*Work to be completed:* Retype every record that follows, character for character.

*** Provided records Section Begins ***

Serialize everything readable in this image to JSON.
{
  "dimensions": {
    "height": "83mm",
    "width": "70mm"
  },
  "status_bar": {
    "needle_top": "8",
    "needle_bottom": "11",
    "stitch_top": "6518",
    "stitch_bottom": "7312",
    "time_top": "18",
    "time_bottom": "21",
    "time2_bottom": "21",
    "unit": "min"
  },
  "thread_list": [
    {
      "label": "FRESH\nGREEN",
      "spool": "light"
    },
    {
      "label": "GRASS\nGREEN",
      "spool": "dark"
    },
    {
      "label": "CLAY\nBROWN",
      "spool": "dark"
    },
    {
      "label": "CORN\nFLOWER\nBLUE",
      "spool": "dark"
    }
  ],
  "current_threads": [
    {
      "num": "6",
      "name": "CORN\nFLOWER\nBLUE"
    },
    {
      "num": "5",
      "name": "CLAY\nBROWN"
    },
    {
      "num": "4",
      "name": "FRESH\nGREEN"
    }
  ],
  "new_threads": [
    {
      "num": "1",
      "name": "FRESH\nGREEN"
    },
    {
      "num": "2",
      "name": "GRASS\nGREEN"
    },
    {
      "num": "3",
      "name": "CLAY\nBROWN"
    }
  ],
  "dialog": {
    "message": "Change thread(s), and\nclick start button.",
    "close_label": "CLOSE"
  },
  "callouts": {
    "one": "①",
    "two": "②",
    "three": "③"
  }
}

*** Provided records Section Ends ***

*Answer area:*
Serialize everything readable in this image to JSON.
{
  "dimensions": {
    "height": "83mm",
    "width": "70mm"
  },
  "status_bar": {
    "needle_top": "8",
    "needle_bottom": "11",
    "stitch_top": "6518",
    "stitch_bottom": "7312",
    "time_top": "18",
    "time_bottom": "21",
    "time2_bottom": "21",
    "unit": "min"
  },
  "thread_list": [
    {
      "label": "FRESH\nGREEN",
      "spool": "light"
    },
    {
      "label": "GRASS\nGREEN",
      "spool": "dark"
    },
    {
      "label": "CLAY\nBROWN",
      "spool": "dark"
    },
    {
      "label": "CORN\nFLOWER\nBLUE",
      "spool": "dark"
    }
  ],
  "current_threads": [
    {
      "num": "6",
      "name": "CORN\nFLOWER\nBLUE"
    },
    {
      "num": "5",
      "name": "CLAY\nBROWN"
    },
    {
      "num": "4",
      "name": "FRESH\nGREEN"
    }
  ],
  "new_threads": [
    {
      "num": "1",
      "name": "FRESH\nGREEN"
    },
    {
      "num": "2",
      "name": "GRASS\nGREEN"
    },
    {
      "num": "3",
      "name": "CLAY\nBROWN"
    }
  ],
  "dialog": {
    "message": "Change thread(s), and\nclick start button.",
    "close_label": "CLOSE"
  },
  "callouts": {
    "one": "①",
    "two": "②",
    "three": "③"
  }
}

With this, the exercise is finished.